— ABOUT THIS EXERCISE —
Below are records; count the lines in them that hold "name" and give only the count.

(Stored items)
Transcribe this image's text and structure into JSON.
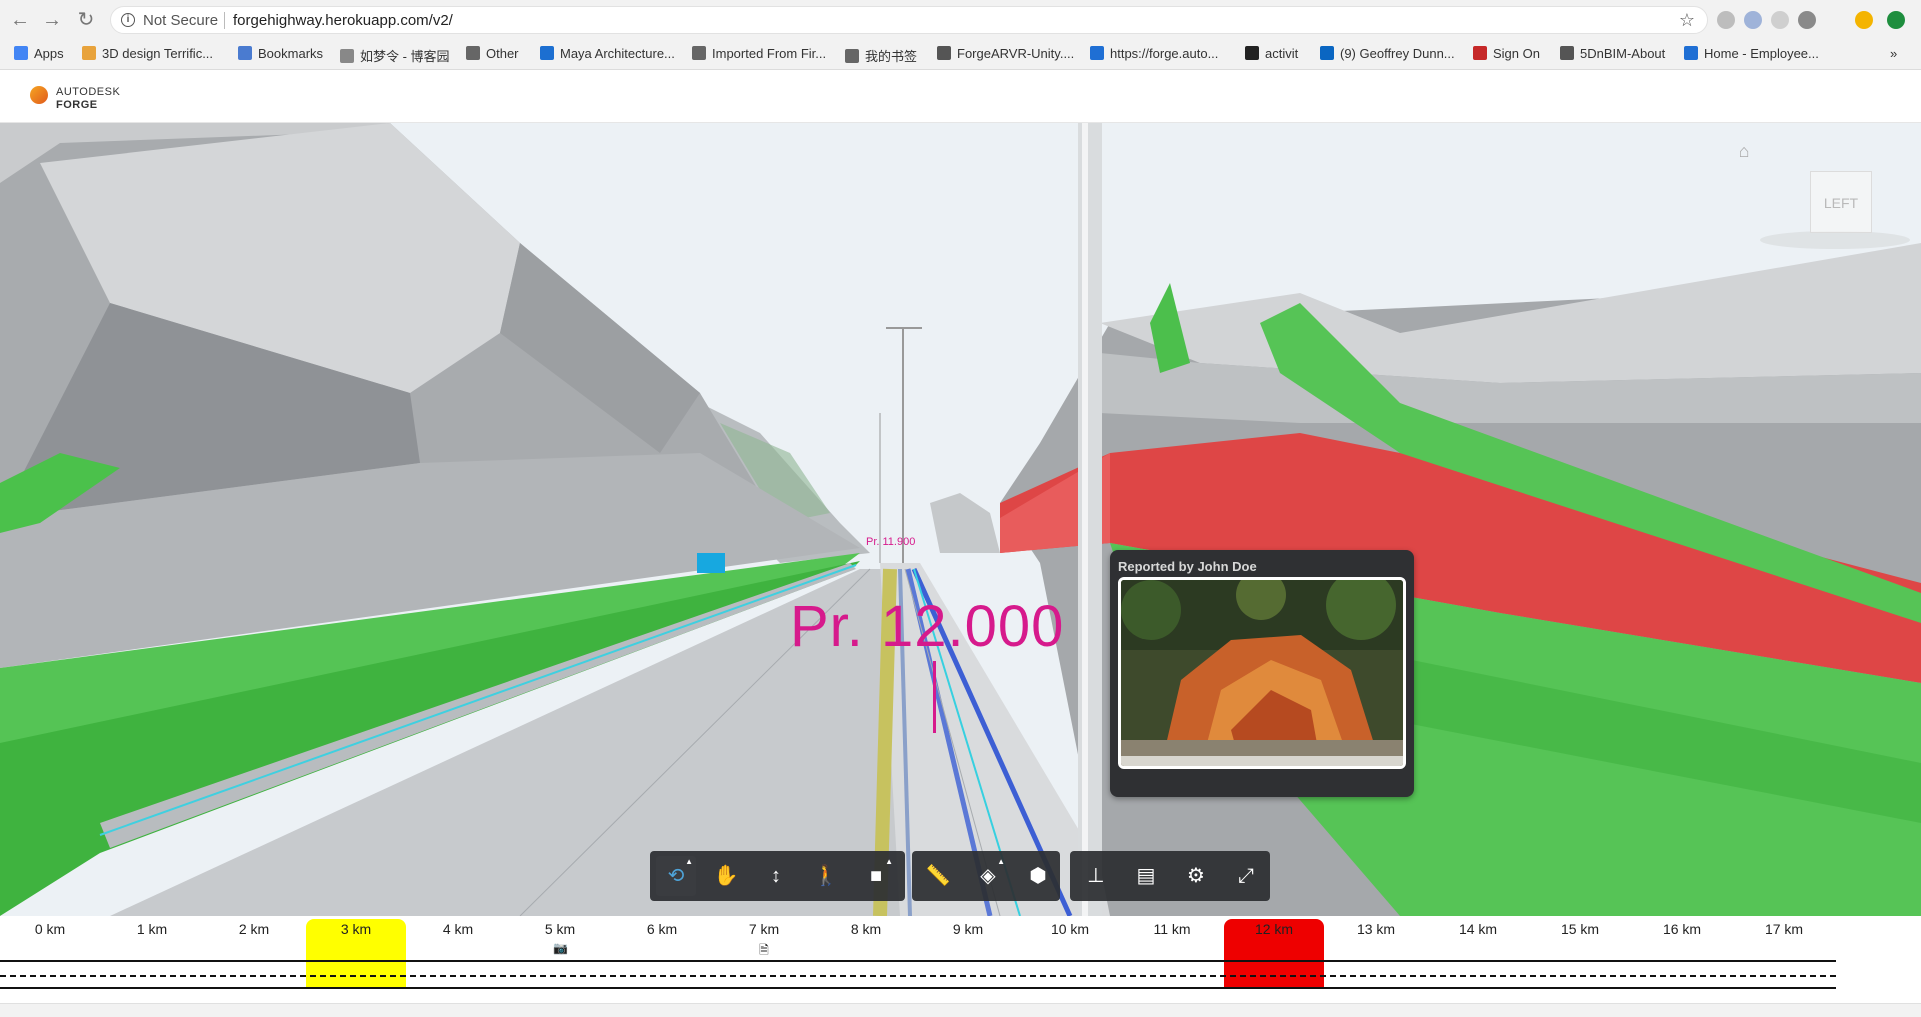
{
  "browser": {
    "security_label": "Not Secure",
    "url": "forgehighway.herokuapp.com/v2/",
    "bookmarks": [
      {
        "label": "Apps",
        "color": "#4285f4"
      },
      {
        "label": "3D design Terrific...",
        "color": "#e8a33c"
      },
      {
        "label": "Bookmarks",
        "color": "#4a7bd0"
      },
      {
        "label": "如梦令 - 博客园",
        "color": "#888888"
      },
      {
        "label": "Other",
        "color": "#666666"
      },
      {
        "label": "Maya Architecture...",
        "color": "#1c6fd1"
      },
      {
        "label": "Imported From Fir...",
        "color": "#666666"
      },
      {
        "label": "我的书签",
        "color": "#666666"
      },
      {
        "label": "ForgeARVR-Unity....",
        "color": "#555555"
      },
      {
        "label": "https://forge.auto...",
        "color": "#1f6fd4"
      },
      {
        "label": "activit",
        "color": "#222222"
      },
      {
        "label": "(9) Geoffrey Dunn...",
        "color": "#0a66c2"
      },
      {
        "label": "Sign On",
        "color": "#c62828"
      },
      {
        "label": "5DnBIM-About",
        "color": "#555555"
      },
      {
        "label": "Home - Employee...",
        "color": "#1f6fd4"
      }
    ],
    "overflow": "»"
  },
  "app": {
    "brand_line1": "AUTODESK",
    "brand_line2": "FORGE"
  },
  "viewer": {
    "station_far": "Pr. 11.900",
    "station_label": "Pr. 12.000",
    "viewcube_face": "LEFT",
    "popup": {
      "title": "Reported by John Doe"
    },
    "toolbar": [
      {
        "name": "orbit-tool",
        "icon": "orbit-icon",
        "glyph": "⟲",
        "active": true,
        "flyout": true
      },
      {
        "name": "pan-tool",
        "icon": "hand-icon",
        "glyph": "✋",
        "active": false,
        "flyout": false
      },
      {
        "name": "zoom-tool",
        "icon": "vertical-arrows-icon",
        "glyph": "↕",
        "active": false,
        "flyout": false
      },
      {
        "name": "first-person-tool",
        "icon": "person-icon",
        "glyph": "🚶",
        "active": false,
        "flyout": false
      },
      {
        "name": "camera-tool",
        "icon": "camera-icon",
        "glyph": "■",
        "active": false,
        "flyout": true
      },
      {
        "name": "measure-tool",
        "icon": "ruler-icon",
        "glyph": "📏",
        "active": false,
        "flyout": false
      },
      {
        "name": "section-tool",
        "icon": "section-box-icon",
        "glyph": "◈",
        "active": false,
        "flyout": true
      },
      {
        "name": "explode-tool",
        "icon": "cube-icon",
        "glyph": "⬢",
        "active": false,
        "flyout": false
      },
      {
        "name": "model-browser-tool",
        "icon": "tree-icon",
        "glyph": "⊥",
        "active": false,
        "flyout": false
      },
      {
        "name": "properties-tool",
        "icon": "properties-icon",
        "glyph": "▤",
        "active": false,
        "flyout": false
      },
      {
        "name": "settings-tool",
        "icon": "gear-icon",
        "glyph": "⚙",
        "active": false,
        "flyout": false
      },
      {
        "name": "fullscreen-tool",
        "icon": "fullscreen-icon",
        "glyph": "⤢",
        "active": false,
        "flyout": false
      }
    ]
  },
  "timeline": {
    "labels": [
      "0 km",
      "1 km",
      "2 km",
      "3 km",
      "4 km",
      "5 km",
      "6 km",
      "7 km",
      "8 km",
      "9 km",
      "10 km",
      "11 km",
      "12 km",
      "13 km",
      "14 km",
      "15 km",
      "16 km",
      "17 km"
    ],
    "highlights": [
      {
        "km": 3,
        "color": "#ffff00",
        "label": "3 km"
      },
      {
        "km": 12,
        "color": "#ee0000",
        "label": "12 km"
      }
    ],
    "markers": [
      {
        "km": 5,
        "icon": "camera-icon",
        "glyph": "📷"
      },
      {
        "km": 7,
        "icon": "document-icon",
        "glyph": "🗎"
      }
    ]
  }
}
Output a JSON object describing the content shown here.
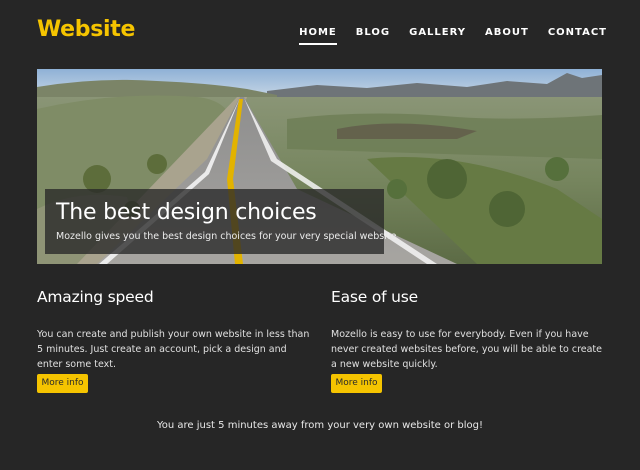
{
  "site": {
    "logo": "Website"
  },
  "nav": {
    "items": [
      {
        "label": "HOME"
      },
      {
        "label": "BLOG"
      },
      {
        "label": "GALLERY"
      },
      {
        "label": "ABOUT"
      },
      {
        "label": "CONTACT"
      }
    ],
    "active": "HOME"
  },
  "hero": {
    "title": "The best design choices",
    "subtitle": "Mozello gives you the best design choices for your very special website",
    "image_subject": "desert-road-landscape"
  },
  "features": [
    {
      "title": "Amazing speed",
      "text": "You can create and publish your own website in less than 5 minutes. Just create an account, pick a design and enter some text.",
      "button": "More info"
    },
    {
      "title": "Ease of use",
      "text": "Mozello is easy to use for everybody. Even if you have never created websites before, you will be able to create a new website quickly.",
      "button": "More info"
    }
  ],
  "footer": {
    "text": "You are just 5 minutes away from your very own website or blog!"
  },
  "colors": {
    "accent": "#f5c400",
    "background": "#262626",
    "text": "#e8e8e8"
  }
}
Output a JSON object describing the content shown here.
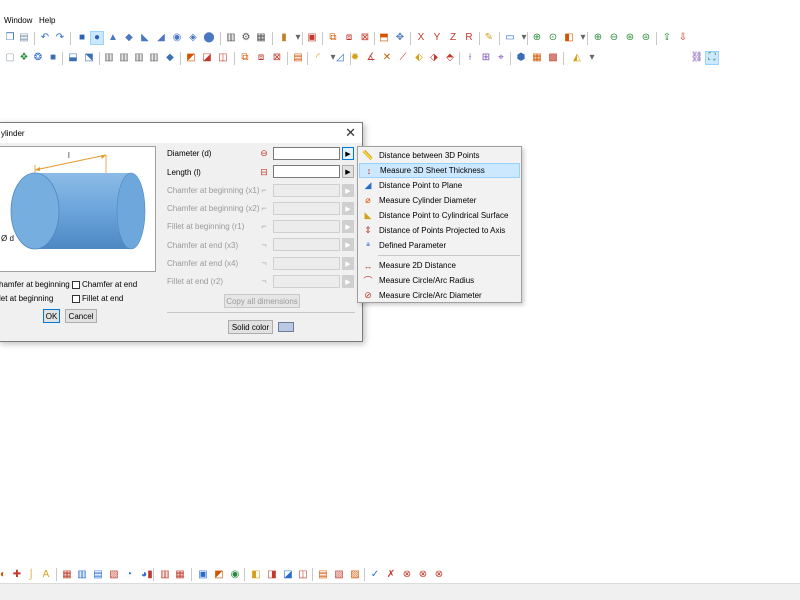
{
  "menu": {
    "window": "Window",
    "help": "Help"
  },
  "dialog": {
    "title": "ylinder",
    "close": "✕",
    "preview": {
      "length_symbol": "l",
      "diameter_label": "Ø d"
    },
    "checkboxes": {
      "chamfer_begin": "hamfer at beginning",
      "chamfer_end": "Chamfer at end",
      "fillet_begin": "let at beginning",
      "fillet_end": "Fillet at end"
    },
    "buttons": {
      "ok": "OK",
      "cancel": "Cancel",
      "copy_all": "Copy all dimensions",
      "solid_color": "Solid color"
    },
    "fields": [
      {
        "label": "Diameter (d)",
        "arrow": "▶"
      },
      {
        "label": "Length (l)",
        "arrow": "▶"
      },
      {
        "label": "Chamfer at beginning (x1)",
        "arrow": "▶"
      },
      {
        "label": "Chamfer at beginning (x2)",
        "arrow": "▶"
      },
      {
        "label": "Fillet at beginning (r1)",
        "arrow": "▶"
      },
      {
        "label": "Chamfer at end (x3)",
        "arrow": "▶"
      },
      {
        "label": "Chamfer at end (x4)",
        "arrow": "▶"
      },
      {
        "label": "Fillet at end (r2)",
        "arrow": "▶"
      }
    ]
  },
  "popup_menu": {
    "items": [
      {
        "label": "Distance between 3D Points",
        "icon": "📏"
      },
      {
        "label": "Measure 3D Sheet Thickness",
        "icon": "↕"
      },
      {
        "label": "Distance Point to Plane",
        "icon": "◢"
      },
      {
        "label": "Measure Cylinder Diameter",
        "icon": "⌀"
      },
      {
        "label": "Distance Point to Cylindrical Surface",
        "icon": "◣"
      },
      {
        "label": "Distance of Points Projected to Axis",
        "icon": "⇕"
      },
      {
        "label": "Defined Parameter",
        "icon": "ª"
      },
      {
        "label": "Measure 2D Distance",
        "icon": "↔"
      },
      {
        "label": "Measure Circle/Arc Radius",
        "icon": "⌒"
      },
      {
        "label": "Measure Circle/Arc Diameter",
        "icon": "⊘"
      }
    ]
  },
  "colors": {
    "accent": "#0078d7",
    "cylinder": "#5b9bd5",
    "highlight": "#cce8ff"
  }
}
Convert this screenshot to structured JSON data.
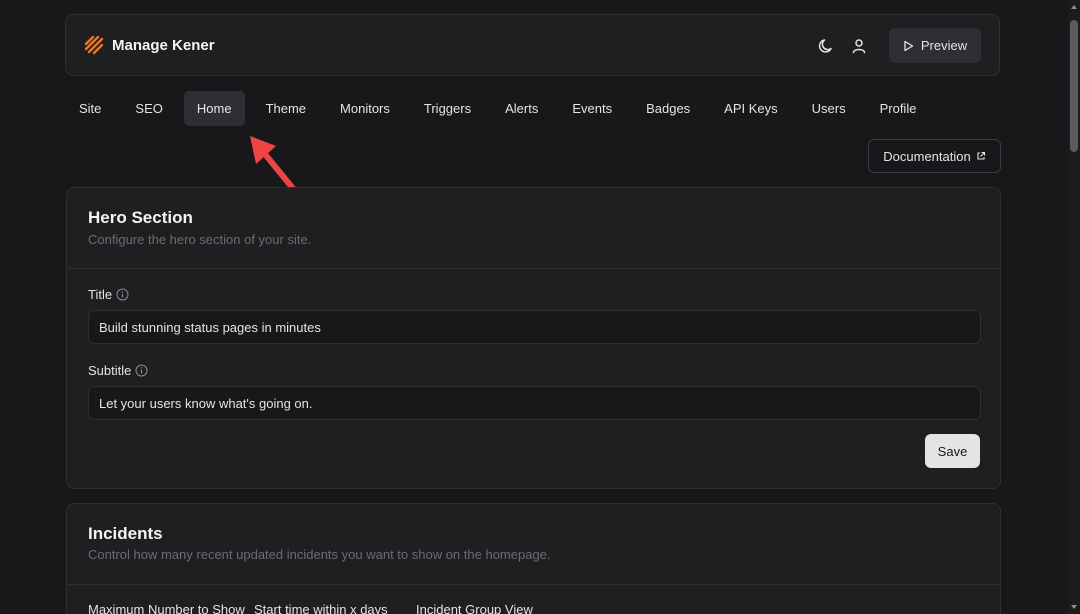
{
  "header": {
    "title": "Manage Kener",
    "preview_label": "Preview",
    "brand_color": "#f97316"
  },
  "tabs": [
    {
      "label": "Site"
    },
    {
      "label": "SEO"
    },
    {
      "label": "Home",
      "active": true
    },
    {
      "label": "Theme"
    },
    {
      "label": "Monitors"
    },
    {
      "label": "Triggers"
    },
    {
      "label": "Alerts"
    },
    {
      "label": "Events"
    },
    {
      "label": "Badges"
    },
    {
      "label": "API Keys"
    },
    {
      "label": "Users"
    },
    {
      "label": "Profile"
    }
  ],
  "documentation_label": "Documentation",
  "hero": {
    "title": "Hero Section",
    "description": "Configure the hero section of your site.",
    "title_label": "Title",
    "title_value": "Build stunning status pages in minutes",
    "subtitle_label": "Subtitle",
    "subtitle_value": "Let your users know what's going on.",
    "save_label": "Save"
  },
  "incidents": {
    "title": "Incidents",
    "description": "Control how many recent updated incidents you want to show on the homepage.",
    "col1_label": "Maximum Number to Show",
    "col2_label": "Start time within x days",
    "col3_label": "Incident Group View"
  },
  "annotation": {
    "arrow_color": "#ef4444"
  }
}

— RESULT FOR THIS TASK —
12